While presenting Budget 2013-14 on Thursday, when finance minister P Chidambaram announced the move from the profit-sharing model to one of revenue-sharing for companies involved in oil and gas production, he merely dispelled the confusion that the government itself had created in the first place, said experts.
On Friday, companies and analysts scrutinised the new model, which will be applicable to all new exploration and producing (E&P) blocks.
There was near consensus: the new model, they said, will be “slightly” negative for E&P companies in the near term.
But, they hastened to add, the companies will likely benefit in the long run, after all, as revenue-sharing will reduce delays and overcome systemic bureaucracy.
However, the alternative model will not help in any way to attract foreign players who had been shying away from the Indian hydrocarbon sector for various reasons, said experts.
“The profit-sharing model is where all the confusion arises as it’s always linked to cost recovery. And this leads to involvement of the DGH (Directorate General of Hydrocarbons, the upstream regulator) and CAG (Comptroller and Auditor General, who has discretionary powers to audit performances of companies working with the government). We’ve seen this in the last one year and a half,” said an oil and gas veteran who had worked at Reliance and IndianOil.
Gagan Dixit, senior analyst at brokerage Quant, said that under the profit-sharing model, the government allows companies to recover their cost of capital expenditure (capex) by 2.5 times, post which the latter have to share part of their profits with the government.
Cairn India’s Barmer oilfields in Rajasthan and Reliance Industries’s KG D6 are two of the many examples which share their profit with the government at approximately 50% and 20% respectively.
“In the profit-sharing model, the DGH has to get involved in approving the capex of a company and then make an estimate of how much of the profits will be shared with the government.
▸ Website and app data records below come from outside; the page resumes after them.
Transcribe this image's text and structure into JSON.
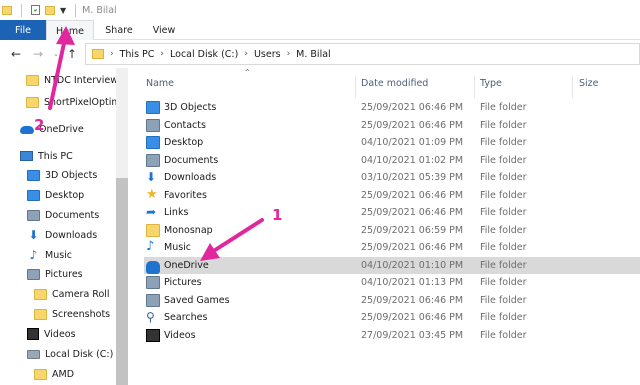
{
  "window": {
    "title": "M. Bilal"
  },
  "ribbon": {
    "file_label": "File",
    "tabs": [
      {
        "label": "Home"
      },
      {
        "label": "Share"
      },
      {
        "label": "View"
      }
    ]
  },
  "address": {
    "crumbs": [
      {
        "label": "This PC"
      },
      {
        "label": "Local Disk (C:)"
      },
      {
        "label": "Users"
      },
      {
        "label": "M. Bilal"
      }
    ]
  },
  "nav": {
    "items": [
      {
        "label": "NTDC Interview",
        "icon": "folder-icon"
      },
      {
        "label": "ShortPixelOptim",
        "icon": "folder-icon"
      },
      {
        "label": "OneDrive",
        "icon": "cloud-icon"
      },
      {
        "label": "This PC",
        "icon": "computer-icon"
      },
      {
        "label": "3D Objects",
        "icon": "cube-icon"
      },
      {
        "label": "Desktop",
        "icon": "desktop-icon"
      },
      {
        "label": "Documents",
        "icon": "document-icon"
      },
      {
        "label": "Downloads",
        "icon": "download-arrow-icon"
      },
      {
        "label": "Music",
        "icon": "music-note-icon"
      },
      {
        "label": "Pictures",
        "icon": "picture-icon"
      },
      {
        "label": "Camera Roll",
        "icon": "folder-icon"
      },
      {
        "label": "Screenshots",
        "icon": "folder-icon"
      },
      {
        "label": "Videos",
        "icon": "film-icon"
      },
      {
        "label": "Local Disk (C:)",
        "icon": "drive-icon"
      },
      {
        "label": "AMD",
        "icon": "folder-icon"
      }
    ]
  },
  "columns": {
    "name": "Name",
    "date": "Date modified",
    "type": "Type",
    "size": "Size"
  },
  "files": [
    {
      "name": "3D Objects",
      "date": "25/09/2021 06:46 PM",
      "type": "File folder",
      "icon": "cube-icon"
    },
    {
      "name": "Contacts",
      "date": "25/09/2021 06:46 PM",
      "type": "File folder",
      "icon": "contacts-icon"
    },
    {
      "name": "Desktop",
      "date": "04/10/2021 01:09 PM",
      "type": "File folder",
      "icon": "desktop-icon"
    },
    {
      "name": "Documents",
      "date": "04/10/2021 01:02 PM",
      "type": "File folder",
      "icon": "document-icon"
    },
    {
      "name": "Downloads",
      "date": "03/10/2021 05:39 PM",
      "type": "File folder",
      "icon": "download-arrow-icon"
    },
    {
      "name": "Favorites",
      "date": "25/09/2021 06:46 PM",
      "type": "File folder",
      "icon": "star-icon"
    },
    {
      "name": "Links",
      "date": "25/09/2021 06:46 PM",
      "type": "File folder",
      "icon": "link-arrow-icon"
    },
    {
      "name": "Monosnap",
      "date": "25/09/2021 06:59 PM",
      "type": "File folder",
      "icon": "folder-icon"
    },
    {
      "name": "Music",
      "date": "25/09/2021 06:46 PM",
      "type": "File folder",
      "icon": "music-note-icon"
    },
    {
      "name": "OneDrive",
      "date": "04/10/2021 01:10 PM",
      "type": "File folder",
      "icon": "cloud-icon"
    },
    {
      "name": "Pictures",
      "date": "04/10/2021 01:13 PM",
      "type": "File folder",
      "icon": "picture-icon"
    },
    {
      "name": "Saved Games",
      "date": "25/09/2021 06:46 PM",
      "type": "File folder",
      "icon": "gamepad-icon"
    },
    {
      "name": "Searches",
      "date": "25/09/2021 06:46 PM",
      "type": "File folder",
      "icon": "magnifier-icon"
    },
    {
      "name": "Videos",
      "date": "27/09/2021 03:45 PM",
      "type": "File folder",
      "icon": "film-icon"
    }
  ],
  "annotations": {
    "one": "1",
    "two": "2"
  },
  "colors": {
    "accent": "#1d63b5",
    "annotation": "#e0279e",
    "selection": "#d9d9d9"
  }
}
And if there is a discrepancy in what is reported by the company and the DGH, the CAG would get involved,” said Dixit.
All this leads to bureaucratic delays and, sometimes, litigation, thereby hurting production in the long run, he said.
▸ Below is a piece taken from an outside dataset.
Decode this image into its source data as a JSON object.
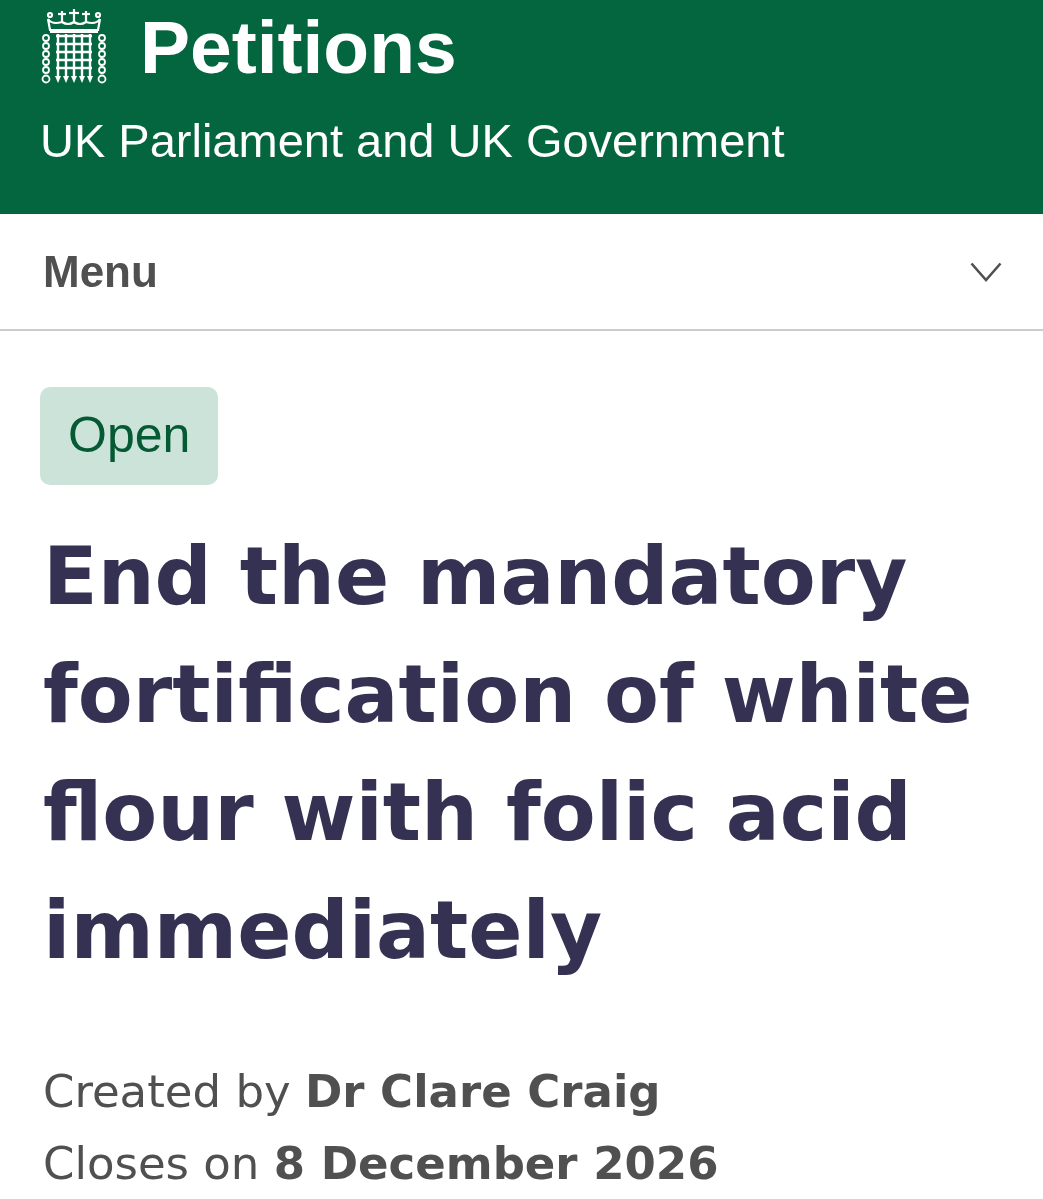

On the other hand, the revenue-sharing model is expected to be more transparent as there is always a discussion or debate on which costs to include or exclude, said Dixit.
Agreed Rahool Panandiker, principal at The Boston Consulting Group.“I feel companies would like this model, given that many cost-related issues have arisen in the recent past.”
In case of positive surges in price, government can “avail” of the windfall too, he said.